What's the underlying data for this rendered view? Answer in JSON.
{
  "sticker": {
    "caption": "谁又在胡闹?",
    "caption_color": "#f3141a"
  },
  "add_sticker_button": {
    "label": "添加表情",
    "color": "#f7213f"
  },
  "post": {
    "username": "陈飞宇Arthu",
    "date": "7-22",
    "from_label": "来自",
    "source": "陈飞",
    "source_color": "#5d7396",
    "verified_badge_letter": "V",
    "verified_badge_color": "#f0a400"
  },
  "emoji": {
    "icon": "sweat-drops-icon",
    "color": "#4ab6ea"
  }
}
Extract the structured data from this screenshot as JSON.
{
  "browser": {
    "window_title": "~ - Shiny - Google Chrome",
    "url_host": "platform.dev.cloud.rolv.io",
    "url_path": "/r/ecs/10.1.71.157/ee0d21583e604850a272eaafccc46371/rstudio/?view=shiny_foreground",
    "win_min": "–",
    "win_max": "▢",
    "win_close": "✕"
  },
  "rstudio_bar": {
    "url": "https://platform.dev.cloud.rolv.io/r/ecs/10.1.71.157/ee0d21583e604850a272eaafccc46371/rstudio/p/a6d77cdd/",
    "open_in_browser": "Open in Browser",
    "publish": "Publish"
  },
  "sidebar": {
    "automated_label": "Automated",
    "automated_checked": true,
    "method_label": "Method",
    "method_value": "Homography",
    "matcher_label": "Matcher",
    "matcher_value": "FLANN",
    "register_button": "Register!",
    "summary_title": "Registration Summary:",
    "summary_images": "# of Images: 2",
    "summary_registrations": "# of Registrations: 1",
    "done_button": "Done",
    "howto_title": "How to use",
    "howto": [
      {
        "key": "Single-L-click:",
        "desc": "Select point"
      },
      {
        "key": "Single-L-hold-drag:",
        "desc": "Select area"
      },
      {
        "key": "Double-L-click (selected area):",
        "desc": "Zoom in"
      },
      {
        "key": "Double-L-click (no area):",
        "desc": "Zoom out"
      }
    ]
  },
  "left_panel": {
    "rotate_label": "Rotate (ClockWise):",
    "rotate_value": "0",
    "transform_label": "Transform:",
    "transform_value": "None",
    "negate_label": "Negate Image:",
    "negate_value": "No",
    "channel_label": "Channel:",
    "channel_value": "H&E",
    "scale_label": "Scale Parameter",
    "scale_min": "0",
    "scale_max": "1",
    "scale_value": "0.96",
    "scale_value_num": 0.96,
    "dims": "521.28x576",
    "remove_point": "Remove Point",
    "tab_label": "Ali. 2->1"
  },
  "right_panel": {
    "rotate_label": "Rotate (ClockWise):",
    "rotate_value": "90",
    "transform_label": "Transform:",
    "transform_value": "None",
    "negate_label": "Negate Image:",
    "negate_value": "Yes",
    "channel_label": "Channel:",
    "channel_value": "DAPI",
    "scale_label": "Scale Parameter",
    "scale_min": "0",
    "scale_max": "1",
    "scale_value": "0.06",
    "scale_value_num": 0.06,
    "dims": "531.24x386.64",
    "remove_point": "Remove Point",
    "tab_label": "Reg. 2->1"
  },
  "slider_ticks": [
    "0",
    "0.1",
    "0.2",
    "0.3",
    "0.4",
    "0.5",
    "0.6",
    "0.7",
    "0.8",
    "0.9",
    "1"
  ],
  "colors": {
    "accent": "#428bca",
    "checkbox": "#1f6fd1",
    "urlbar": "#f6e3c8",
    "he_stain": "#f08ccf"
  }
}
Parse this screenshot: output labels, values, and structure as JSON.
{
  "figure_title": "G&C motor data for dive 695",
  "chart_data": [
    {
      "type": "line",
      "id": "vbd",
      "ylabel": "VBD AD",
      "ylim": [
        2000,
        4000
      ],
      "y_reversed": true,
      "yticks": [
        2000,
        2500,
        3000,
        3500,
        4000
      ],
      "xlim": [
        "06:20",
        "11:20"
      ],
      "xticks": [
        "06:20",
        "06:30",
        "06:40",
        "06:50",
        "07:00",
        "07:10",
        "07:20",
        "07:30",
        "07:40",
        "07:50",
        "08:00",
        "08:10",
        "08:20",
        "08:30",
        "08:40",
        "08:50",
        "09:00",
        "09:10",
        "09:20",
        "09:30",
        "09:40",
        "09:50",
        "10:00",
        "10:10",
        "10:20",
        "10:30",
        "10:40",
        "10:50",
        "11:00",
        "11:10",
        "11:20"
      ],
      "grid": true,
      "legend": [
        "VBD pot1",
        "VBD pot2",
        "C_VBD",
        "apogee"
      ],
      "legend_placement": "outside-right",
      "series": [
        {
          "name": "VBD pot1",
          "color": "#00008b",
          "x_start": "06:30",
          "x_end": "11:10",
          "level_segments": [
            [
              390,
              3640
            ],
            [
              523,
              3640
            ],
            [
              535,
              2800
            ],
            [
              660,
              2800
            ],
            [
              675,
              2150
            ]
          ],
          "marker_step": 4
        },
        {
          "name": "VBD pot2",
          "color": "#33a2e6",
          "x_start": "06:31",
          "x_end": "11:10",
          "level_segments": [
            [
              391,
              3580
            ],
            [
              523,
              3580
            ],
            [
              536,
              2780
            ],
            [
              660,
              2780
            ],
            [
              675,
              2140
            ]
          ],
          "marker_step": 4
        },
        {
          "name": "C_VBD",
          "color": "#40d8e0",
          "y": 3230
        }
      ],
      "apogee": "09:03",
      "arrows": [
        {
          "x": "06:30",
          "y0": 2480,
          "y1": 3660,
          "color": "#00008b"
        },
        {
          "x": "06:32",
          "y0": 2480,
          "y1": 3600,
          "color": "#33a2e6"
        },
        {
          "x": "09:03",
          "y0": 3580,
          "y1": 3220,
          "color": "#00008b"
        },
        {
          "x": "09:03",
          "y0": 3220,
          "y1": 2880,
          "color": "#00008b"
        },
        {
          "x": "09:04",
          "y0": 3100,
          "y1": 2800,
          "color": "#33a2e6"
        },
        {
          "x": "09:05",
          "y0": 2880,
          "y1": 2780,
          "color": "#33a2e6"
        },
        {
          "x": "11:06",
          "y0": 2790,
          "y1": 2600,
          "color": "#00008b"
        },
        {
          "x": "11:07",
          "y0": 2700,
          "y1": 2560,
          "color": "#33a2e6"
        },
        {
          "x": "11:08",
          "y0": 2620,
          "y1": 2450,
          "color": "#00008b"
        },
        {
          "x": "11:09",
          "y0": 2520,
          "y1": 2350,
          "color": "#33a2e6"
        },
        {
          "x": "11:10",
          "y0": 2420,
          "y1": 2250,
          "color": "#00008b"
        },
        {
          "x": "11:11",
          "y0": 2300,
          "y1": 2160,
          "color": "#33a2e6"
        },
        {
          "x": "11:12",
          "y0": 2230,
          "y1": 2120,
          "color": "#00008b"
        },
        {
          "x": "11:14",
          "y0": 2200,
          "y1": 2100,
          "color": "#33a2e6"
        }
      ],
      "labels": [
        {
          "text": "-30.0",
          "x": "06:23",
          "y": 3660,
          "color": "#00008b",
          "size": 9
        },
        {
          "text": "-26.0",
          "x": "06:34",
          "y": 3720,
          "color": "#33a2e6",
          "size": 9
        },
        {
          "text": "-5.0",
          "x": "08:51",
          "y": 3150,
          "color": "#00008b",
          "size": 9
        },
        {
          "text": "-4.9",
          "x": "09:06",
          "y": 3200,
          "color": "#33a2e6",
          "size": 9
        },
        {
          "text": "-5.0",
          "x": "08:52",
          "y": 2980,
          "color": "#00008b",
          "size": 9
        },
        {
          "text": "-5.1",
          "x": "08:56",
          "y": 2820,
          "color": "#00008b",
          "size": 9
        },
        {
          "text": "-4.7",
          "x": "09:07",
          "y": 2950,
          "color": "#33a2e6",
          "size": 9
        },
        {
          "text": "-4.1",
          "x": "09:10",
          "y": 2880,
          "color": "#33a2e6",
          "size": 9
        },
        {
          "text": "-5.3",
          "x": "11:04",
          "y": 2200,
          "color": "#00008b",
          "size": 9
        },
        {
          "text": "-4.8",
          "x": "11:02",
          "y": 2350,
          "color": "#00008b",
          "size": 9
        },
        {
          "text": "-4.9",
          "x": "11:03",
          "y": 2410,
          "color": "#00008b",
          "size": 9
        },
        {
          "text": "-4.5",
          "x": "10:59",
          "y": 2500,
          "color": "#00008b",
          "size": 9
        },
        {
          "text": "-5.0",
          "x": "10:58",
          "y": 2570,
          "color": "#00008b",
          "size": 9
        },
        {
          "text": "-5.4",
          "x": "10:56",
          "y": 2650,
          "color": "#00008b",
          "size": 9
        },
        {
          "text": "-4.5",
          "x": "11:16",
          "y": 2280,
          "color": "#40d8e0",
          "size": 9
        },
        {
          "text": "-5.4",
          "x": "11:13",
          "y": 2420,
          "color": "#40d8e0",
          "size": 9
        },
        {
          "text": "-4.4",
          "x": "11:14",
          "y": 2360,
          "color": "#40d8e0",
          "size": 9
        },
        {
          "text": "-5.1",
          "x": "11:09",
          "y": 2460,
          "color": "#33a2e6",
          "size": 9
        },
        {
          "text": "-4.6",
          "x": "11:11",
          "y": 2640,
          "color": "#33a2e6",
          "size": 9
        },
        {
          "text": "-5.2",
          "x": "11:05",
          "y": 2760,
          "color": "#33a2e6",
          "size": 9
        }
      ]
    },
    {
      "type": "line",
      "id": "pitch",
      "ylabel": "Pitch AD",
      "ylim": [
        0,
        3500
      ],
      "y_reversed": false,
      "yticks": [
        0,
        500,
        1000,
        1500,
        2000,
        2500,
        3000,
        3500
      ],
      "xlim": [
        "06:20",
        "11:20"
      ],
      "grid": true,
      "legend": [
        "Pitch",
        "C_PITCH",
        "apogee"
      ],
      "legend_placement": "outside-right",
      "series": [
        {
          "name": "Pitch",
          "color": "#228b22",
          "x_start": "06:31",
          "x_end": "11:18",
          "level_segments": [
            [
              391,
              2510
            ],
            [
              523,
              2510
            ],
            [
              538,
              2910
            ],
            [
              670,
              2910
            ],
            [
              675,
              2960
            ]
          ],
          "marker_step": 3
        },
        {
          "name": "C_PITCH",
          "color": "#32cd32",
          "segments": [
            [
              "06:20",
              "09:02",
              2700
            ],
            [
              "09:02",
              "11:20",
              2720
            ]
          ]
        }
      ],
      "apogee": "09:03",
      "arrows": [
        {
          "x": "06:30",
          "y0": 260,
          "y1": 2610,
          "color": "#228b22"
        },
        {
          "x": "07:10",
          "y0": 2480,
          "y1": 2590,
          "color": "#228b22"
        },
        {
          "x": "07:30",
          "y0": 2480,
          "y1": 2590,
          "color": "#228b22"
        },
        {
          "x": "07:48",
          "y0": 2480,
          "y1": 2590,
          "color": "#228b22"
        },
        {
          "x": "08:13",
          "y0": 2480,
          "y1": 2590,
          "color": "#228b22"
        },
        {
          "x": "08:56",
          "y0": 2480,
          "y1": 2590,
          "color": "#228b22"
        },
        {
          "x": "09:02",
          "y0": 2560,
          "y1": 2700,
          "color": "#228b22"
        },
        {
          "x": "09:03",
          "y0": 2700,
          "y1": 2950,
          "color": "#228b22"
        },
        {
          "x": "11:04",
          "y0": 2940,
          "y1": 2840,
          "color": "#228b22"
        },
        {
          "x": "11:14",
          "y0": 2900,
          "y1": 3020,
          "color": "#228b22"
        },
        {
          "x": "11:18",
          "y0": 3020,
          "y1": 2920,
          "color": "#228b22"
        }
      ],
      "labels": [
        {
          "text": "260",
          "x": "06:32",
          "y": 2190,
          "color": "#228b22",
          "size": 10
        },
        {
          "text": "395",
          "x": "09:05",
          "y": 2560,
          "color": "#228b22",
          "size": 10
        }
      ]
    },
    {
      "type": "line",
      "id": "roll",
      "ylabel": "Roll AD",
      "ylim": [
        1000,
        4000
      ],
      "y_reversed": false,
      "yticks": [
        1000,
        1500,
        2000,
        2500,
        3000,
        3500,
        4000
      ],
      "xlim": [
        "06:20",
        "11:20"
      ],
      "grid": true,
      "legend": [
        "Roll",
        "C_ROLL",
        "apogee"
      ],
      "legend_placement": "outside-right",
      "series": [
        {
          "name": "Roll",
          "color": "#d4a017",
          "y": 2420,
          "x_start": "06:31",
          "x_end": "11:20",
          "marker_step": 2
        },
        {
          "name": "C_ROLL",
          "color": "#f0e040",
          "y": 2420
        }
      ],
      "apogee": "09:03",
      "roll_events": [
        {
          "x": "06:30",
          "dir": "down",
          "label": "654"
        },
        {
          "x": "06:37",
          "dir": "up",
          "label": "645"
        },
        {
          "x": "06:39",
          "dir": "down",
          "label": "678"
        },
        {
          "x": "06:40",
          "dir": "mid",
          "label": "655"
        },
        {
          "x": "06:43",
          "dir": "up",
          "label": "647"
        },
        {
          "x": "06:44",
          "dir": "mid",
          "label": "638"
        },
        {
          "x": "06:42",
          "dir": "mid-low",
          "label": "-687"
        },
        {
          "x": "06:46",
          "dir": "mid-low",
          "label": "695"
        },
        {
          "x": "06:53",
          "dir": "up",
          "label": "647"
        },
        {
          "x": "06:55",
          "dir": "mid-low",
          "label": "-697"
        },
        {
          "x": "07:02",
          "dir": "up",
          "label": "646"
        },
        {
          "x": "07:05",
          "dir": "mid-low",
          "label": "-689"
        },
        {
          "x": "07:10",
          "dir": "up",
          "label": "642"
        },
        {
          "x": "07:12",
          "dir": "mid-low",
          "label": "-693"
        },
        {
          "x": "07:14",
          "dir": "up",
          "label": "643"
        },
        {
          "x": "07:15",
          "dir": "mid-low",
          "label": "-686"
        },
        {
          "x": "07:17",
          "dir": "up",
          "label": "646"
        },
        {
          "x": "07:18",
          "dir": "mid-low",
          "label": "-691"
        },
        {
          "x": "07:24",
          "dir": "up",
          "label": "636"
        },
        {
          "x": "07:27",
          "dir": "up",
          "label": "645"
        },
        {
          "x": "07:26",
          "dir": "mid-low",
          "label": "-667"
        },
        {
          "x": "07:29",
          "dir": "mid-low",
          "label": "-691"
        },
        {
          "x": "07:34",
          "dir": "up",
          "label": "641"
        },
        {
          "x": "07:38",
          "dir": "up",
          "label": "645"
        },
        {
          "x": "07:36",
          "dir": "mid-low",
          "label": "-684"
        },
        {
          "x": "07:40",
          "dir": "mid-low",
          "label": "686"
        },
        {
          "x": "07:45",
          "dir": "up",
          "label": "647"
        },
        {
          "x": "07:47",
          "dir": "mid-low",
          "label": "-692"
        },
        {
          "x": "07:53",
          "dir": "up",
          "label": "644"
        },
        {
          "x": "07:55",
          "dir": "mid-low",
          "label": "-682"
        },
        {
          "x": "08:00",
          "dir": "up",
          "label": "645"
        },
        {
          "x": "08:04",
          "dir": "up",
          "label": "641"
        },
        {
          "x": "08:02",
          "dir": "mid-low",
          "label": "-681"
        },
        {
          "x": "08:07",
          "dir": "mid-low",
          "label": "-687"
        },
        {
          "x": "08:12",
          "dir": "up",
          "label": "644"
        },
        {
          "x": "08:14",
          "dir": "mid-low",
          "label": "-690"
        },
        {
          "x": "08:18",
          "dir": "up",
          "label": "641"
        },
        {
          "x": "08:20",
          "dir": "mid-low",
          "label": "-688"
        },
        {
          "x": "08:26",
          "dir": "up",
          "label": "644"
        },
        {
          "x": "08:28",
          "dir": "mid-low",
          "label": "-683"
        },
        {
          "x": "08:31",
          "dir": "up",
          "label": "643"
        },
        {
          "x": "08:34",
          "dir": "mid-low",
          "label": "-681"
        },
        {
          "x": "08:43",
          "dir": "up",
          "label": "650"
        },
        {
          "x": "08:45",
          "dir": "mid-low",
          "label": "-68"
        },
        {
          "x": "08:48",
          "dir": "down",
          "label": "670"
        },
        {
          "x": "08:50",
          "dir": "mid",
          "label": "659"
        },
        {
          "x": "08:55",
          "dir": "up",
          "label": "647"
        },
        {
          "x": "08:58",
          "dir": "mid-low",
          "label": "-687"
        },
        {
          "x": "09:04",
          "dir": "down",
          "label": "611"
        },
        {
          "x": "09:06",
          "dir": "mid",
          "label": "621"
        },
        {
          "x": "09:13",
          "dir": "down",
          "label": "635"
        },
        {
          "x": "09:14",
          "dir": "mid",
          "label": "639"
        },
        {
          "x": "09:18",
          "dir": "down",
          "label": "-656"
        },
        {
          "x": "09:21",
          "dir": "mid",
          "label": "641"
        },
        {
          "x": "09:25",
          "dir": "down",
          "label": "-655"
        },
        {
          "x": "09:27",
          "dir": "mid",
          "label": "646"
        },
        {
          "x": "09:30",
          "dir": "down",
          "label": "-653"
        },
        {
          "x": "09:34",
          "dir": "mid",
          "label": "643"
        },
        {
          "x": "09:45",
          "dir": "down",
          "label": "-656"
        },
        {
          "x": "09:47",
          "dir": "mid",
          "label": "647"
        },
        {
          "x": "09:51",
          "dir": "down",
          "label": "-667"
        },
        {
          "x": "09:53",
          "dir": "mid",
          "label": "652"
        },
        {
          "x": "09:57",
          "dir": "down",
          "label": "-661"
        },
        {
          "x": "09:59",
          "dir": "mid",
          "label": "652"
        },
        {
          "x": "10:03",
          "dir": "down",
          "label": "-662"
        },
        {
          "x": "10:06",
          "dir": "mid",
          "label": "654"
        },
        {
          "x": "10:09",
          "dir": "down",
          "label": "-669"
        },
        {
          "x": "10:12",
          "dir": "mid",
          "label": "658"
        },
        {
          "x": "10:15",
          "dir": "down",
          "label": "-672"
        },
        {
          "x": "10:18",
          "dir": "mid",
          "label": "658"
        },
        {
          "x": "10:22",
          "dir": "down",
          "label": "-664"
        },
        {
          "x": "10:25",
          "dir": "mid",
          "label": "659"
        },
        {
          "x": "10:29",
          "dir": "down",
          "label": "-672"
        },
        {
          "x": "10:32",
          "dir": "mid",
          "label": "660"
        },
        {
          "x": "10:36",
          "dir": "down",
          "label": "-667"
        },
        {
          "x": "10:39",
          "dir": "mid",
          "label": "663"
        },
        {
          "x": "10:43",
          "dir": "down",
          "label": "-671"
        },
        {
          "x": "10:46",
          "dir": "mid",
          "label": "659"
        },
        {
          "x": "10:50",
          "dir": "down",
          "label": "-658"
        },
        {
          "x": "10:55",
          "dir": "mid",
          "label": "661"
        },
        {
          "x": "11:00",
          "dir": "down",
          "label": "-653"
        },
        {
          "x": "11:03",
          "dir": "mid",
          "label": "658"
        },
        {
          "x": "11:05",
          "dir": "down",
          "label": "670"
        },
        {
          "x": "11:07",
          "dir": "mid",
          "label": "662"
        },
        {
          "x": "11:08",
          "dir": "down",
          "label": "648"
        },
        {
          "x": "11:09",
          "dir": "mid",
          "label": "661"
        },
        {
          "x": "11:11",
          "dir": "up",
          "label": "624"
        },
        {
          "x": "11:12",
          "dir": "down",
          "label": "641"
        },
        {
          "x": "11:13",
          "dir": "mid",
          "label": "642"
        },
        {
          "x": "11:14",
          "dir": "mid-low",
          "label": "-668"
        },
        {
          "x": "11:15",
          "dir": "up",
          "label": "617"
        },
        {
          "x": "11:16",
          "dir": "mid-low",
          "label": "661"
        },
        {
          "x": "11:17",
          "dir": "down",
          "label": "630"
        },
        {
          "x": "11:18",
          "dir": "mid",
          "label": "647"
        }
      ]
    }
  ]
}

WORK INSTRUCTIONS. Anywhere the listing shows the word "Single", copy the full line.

SOLVED EXERCISE.
        "key": "Single-L-click:",
        "key": "Single-L-hold-drag:",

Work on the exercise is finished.